Call Me Evie – book review

Call Me Evie, by J P Pomare

Generally speaking I avoid books with red and black covers and an image of a traumatised girl. So much crime/horror treats murder, rape, kidnapping of young women as entertainment.

But I met the intelligent and likeable J P Pomare at the Hawke’s Bay Arts Festival and realised all the fuss about his book might suggest I have my genres confused. “A top-rate psychological thriller,” said a friend in the know. “Literary suspense” said another. I decided to overcome my prejudice. I picked up red-and-black Evie.

I realised at once I had opened an unusual book.

Continue reading “Call Me Evie – book review”

Our History

Learning through stories

Its so exciting to get two Opinion Pieces on this topic within days of each other in the Dominion Post. Are we beating ourselves up about this, or what?

Karl du Frense (19.09.19): “I remember almost nothing of the history I learned at Secondary School.”  That’s because your teacher was bored witless, Karl! Brian would rather go off topic than do the dull stuff about what Governor George Grey did.

Lana Hart (23.09.19): “New Zealand history is boring, says my daughter” Lana explains that her poor child, by year 8, has done nothing other than the Treaty of Waitangi four times, which really is the wrong place to start.

Always start a history lesson with the people. Continue reading “Our History”

Taking the Long Road to Cairo – book review

Taking the Long Road to Cairo, by Ann Balcombe

Ann Balcombe’s story is of a fearless young woman who gets on a boat in Auckland and ends up, a couple of years later, in Cairo, via lots of big seas and a whole lot of road. It’s the 1970s.

There is a special place in history for intrepid women who sail across the world into the unknown and go exploring with open minds and courage. I’m in their boots in spirit.

Continue reading “Taking the Long Road to Cairo – book review”

Hurt Upon The Sea

Poetry in law

Where any Person,
being feloniously stricken,
poisoned,
or otherwise hurt upon the Sea,
or at any Place out of England or Ireland,
shall die of such Stroke,
Poisoning,
or Hurt
in England or Ireland, or,
being feloniously stricken,
poisoned,
or otherwise hurt
at any Place in England or Ireland,
shall die of such Stroke,
Poisoning,
or Hurt upon the Sea,
or at any Place out of England or Ireland,
every Offence committed in respect of any such Case,
whether the same shall amount to the Offence of Murder or of Manslaughter,
or of being accessory to Murder or Manslaughter,
may be dealt with,
inquired of,
tried,
determined,
and punished in the County or Place in England or Ireland in which such
Death,
Stroke,
Poisoning,
or Hurt shall happen,
in the same Manner in all respects as if such Offence
had been wholly committed
in that County or Place.

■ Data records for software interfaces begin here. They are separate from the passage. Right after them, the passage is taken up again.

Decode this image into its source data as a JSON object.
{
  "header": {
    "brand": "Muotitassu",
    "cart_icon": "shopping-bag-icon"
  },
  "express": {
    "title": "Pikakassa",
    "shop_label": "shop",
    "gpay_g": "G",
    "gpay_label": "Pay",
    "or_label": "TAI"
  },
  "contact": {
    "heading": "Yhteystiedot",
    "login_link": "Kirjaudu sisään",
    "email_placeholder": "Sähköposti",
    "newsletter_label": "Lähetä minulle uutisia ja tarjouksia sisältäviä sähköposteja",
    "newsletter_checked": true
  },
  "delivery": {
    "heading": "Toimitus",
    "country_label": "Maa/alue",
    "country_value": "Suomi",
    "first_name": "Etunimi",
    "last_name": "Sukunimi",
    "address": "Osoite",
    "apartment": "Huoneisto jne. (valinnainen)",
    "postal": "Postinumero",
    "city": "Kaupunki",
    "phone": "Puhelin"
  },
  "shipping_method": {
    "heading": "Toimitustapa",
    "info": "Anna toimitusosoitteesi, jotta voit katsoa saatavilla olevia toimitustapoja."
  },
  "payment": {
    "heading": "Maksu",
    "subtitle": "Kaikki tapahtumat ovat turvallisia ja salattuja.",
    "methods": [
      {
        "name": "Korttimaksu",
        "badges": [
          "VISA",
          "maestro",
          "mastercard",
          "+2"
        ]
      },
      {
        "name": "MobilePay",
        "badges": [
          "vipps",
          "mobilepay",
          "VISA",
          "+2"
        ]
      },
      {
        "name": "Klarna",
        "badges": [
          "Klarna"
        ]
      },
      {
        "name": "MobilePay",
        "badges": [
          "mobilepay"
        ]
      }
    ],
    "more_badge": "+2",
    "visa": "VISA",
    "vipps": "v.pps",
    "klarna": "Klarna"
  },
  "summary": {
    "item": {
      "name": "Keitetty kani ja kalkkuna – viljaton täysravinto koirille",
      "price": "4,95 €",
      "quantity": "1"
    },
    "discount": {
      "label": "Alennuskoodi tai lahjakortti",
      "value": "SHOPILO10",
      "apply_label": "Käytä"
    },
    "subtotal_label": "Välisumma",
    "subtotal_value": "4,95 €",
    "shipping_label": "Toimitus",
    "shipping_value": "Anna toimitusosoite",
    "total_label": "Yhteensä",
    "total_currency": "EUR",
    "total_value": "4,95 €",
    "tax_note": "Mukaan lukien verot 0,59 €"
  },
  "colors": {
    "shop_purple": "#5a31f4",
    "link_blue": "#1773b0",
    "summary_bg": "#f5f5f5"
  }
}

__________________________
The Offences Against the Person Act 1861

Congratulations Isabel Thorne

It’s just 150 years too late

I’m writing a book about a young student who goes from New Zealand to England to study medicine. Nothing unusual about that now, but this was 1883 and the student  – shock horror – was a woman!

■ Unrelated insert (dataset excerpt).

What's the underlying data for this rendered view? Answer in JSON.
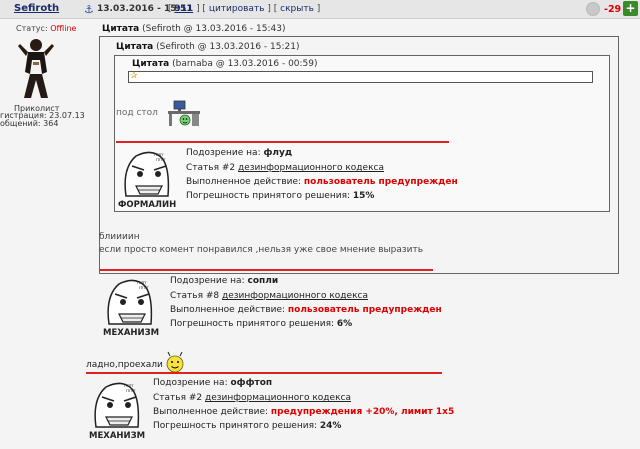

My heroine, an invented young woman called Lenne, meets up with Isabel Thorne, a real pioneering women’s activist and one of the Edinburgh Seven, a group of feisty women who had been blocked from graduating from the University of Edinburgh because of their sex. The seven women go on to form the London School of Medicine for Women in 1874 and Thorne, still unqualified, becomes Honorary Secretary. She devotes her life to helping other women achieve the goal denied to her.

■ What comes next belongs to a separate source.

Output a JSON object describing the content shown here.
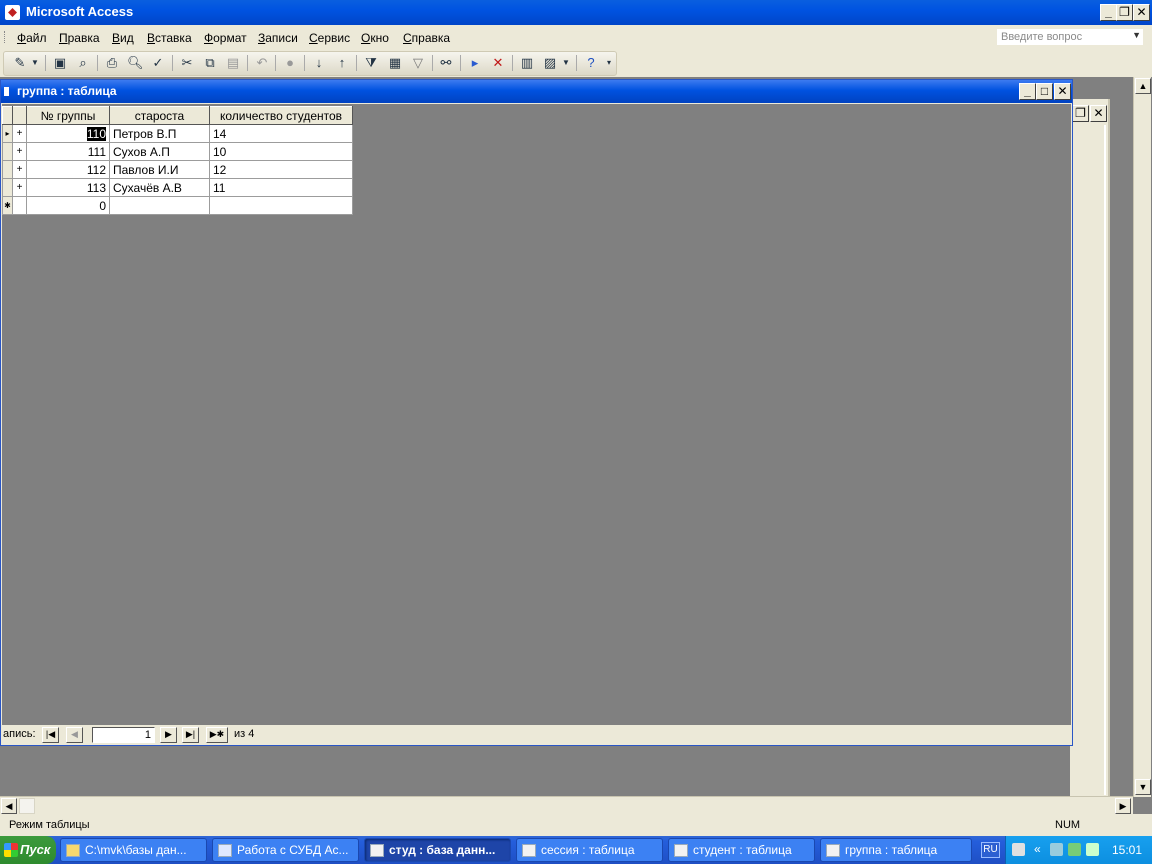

Continue reading “Congratulations Isabel Thorne”

Birds without wings – book review

Birds without wings by Louis de Bernières

God, this is horrific. If you’re looking for a sweet but deep sequel to Captain Corelli’s Mandolin, which is what the bloke in our book club thought he was giving us, this is way out of your depth.

This is Turkey before, during and after WWI, the waning years of the Ottoman Empire. I don’t voluntarily read war stories, but this was for book club and having been brought up on the glorious allies, I was interested to read the perspective of the other side’s glorious allies. But I was sickened by the brutality and inhumanity in this story. De Bernières writes with such clarity and perception there are images painted in my head I will never wipe clean. Continue reading “Birds without wings – book review”

Running the Oromahoe Traverse

and killing characters on the run

I’m on a bit of a roll with my running around Paihia series. Here’s a good, one way, one hour run. The Oromahoe is a ridge-line run through the Opua Forest which ends in Paihia. It’s a little over 6km one way, with a few short, sharp ups and downs. You can’t get lost.

I went early for a gorgeous start to the morning. There are a few glimpses of view through the trees, but no real lookouts to the spectacular Bay of Islands, tantalisingly out of sight below. Continue reading “Running the Oromahoe Traverse”